Blooket is another interactive and exciting way to check for understanding. Teachers can search for premade quizzes, import them from Google Suite, or create their own in the site. Quizzes can be played together in real-time or assigned as virtual “homework” for students to complete independently.
Question sets are seamlessly incorporated into games and challenges to keep students engaged as they work through the quiz. Whether it’s a “Crypto Hack” challenge or a “Battle Royale,” the videogame element keeps kids motivated as they complete each question. Blooket offers users paid upgrades to unlock new challenges and avatars, but the free version still provides a number of fun choices.
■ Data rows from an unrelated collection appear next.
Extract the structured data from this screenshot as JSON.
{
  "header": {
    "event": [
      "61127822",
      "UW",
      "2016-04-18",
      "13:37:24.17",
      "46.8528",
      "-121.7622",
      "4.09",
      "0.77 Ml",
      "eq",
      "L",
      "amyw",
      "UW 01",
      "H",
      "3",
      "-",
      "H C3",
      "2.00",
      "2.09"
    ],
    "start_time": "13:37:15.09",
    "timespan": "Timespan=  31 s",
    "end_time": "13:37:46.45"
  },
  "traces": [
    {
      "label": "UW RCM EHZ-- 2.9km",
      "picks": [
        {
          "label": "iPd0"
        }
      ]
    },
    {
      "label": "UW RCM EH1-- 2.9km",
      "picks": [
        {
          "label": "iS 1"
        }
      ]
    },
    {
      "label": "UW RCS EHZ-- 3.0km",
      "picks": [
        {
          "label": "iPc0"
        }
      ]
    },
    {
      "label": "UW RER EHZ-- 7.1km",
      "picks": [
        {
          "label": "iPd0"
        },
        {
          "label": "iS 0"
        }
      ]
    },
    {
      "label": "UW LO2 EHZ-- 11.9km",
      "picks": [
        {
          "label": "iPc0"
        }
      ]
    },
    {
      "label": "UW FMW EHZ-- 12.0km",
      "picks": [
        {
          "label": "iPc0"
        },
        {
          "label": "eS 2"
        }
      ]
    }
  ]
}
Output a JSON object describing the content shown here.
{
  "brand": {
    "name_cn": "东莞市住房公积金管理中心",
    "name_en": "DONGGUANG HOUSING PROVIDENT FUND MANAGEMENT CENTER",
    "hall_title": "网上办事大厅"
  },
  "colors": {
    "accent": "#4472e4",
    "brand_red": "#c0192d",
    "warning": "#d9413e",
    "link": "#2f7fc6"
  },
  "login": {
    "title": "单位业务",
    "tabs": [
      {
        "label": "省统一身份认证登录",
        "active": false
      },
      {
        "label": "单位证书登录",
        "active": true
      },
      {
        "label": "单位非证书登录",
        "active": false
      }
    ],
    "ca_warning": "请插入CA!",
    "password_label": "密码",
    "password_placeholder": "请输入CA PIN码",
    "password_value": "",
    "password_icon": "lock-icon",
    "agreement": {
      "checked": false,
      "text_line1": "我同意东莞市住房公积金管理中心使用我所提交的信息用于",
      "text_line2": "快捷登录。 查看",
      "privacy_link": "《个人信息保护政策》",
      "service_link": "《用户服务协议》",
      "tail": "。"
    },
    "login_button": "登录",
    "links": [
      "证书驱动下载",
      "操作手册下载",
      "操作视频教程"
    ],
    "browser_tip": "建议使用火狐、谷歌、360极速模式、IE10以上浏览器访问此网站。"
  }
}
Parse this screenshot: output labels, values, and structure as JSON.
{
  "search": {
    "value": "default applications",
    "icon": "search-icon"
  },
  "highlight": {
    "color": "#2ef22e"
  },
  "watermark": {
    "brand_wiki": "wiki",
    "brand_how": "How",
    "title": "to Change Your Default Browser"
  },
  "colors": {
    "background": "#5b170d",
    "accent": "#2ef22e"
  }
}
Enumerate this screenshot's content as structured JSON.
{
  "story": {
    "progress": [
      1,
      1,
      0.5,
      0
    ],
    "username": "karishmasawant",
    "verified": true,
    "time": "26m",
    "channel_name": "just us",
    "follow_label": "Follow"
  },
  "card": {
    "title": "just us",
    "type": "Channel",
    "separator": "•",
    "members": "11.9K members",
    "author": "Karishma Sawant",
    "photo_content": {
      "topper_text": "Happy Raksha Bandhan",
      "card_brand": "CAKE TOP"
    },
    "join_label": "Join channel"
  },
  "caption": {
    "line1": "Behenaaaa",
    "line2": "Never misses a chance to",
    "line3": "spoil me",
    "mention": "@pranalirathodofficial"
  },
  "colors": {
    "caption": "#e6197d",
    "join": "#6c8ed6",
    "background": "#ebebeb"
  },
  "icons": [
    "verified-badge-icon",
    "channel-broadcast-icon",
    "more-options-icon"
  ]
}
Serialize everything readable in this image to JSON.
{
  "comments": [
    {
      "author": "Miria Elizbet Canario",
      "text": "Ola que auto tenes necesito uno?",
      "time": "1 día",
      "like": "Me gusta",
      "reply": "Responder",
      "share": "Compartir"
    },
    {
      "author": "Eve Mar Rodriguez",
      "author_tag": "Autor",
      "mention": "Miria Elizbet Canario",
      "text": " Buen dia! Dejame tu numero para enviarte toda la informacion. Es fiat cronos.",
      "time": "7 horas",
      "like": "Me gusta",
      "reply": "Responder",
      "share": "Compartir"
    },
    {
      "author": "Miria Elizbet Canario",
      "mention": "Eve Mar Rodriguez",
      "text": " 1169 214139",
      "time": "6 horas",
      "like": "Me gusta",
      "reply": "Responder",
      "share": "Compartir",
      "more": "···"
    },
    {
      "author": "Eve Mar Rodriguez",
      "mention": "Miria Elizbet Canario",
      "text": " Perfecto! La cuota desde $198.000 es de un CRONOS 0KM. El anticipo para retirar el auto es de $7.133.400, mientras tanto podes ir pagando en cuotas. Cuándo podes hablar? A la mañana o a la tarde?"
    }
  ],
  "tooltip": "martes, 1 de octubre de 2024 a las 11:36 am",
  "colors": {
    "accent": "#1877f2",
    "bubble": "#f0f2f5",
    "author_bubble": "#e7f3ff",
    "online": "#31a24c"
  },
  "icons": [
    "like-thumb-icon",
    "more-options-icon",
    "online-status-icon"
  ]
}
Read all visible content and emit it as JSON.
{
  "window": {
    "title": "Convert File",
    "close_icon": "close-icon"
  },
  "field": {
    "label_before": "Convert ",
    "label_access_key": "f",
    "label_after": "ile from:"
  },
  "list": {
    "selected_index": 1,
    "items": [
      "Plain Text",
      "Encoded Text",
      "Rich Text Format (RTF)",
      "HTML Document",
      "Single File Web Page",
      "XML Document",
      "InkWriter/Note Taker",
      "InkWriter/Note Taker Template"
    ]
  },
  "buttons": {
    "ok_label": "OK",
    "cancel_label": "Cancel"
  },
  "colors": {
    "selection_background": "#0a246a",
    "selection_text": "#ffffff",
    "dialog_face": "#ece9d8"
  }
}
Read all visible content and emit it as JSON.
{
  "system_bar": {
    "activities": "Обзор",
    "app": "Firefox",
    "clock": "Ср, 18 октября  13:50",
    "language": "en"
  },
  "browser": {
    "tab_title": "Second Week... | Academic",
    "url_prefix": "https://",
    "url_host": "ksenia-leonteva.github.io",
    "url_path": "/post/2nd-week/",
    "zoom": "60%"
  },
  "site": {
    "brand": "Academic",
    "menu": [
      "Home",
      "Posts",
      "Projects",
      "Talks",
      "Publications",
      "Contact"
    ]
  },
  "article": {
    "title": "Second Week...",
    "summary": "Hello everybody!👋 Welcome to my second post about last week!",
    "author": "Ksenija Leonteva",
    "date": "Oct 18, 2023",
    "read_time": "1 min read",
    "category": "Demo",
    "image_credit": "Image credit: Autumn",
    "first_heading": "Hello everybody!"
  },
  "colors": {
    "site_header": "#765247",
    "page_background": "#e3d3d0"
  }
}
Blooket provides feedback reports at the end of each quiz so that teachers can keep an eye on how students performed. Teachers can choose to randomize question order and can also allow students multiple tries, making this a great option for more informal checks on understanding.
While perhaps lacking the frills of the other options, Google Forms is an effective, free way to assign meaningful quizzes in an online classroom. Using the template available in the GSuite, teachers can create test questions on any topic, with the option to add images and reading passages as needed.
Teachers can prevent cheating on Google Forms with a number of safeguards, including password protection, randomized question order, different “branches” or options for different students, and a wide array of question types, as opposed to just multiple choice (think short answer, matching, drag-and-drop, etc.).
When a student completes a Google Form, it is automatically graded and entered into the gradebook on Google Classroom, which takes a ton of work off of the teacher and gives students immediate feedback on how they’re doing. This is also helpful for parents who like to keep track of their child’s achievement in real time.
I’m a big believer in using online teaching tools to make life easier for both educators and students. With the right online resources, we can create a dynamic educational environment that caters to diverse learning styles and needs, while also saving ourselves time and frustration.
We know how much all classrooms benefit from all of the excellent resources listed above, but we’d love to hear about any other amazing options out there!
What are some of the best online teaching tools and resources you’ve used? Do you have any exciting ideas for how to use the ones mentioned here?
We’d love to hear from you in the comments below!